◆ **WHAT THE EXERCISE ASKS**
With the pictures omitted, write out the entries that follow exactly as they stand.

◆ **THE RECORDS**
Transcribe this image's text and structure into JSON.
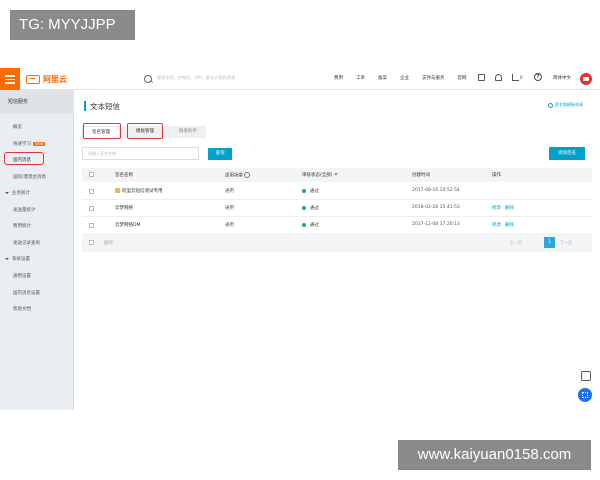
{
  "overlay": {
    "tg": "TG: MYYJJPP",
    "site": "www.kaiyuan0158.com"
  },
  "topbar": {
    "logo_text": "阿里云",
    "search_placeholder": "搜索文档、控制台、API、解决方案和资源",
    "nav": [
      "费用",
      "工单",
      "备案",
      "企业",
      "支持与服务",
      "官网"
    ],
    "cart_count": "0",
    "lang": "简体中文"
  },
  "sidebar": {
    "title": "短信服务",
    "overview": "概览",
    "quickstart": "快速学习",
    "quickstart_badge": "NEW",
    "domestic": "国内消息",
    "intl": "国际/港澳台消息",
    "stats_section": "业务统计",
    "stats_items": [
      "发送量统计",
      "费用统计",
      "发送记录查询"
    ],
    "settings_section": "系统设置",
    "settings_items": [
      "通用设置",
      "国内消息设置"
    ],
    "help": "帮助文档"
  },
  "main": {
    "title": "文本短信",
    "help_link": "签名和模板申请",
    "tabs": [
      "签名管理",
      "模板管理",
      "群发助手"
    ],
    "search_placeholder": "请输入签名名称",
    "query_button": "查询",
    "add_button": "添加签名",
    "columns": [
      "签名名称",
      "适用场景",
      "审核状态(全部)",
      "创建时间",
      "操作"
    ],
    "rows": [
      {
        "name": "阿里云短信测试专用",
        "scene": "通用",
        "status": "通过",
        "time": "2017-08-16 10:52:54",
        "actions": []
      },
      {
        "name": "云梦网络",
        "scene": "通用",
        "status": "通过",
        "time": "2018-02-28 15:41:53",
        "actions": [
          "修改",
          "删除"
        ]
      },
      {
        "name": "云梦网络DM",
        "scene": "通用",
        "status": "通过",
        "time": "2017-12-08 17:20:13",
        "actions": [
          "修改",
          "删除"
        ]
      }
    ],
    "footer_delete": "删除",
    "pagination": {
      "prev": "上一页",
      "current": "1",
      "next": "下一页"
    }
  }
}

◆ **RESPONSE AREA**
Transcribe this image's text and structure into JSON.
{
  "overlay": {
    "tg": "TG: MYYJJPP",
    "site": "www.kaiyuan0158.com"
  },
  "topbar": {
    "logo_text": "阿里云",
    "search_placeholder": "搜索文档、控制台、API、解决方案和资源",
    "nav": [
      "费用",
      "工单",
      "备案",
      "企业",
      "支持与服务",
      "官网"
    ],
    "cart_count": "0",
    "lang": "简体中文"
  },
  "sidebar": {
    "title": "短信服务",
    "overview": "概览",
    "quickstart": "快速学习",
    "quickstart_badge": "NEW",
    "domestic": "国内消息",
    "intl": "国际/港澳台消息",
    "stats_section": "业务统计",
    "stats_items": [
      "发送量统计",
      "费用统计",
      "发送记录查询"
    ],
    "settings_section": "系统设置",
    "settings_items": [
      "通用设置",
      "国内消息设置"
    ],
    "help": "帮助文档"
  },
  "main": {
    "title": "文本短信",
    "help_link": "签名和模板申请",
    "tabs": [
      "签名管理",
      "模板管理",
      "群发助手"
    ],
    "search_placeholder": "请输入签名名称",
    "query_button": "查询",
    "add_button": "添加签名",
    "columns": [
      "签名名称",
      "适用场景",
      "审核状态(全部)",
      "创建时间",
      "操作"
    ],
    "rows": [
      {
        "name": "阿里云短信测试专用",
        "scene": "通用",
        "status": "通过",
        "time": "2017-08-16 10:52:54",
        "actions": []
      },
      {
        "name": "云梦网络",
        "scene": "通用",
        "status": "通过",
        "time": "2018-02-28 15:41:53",
        "actions": [
          "修改",
          "删除"
        ]
      },
      {
        "name": "云梦网络DM",
        "scene": "通用",
        "status": "通过",
        "time": "2017-12-08 17:20:13",
        "actions": [
          "修改",
          "删除"
        ]
      }
    ],
    "footer_delete": "删除",
    "pagination": {
      "prev": "上一页",
      "current": "1",
      "next": "下一页"
    }
  }
}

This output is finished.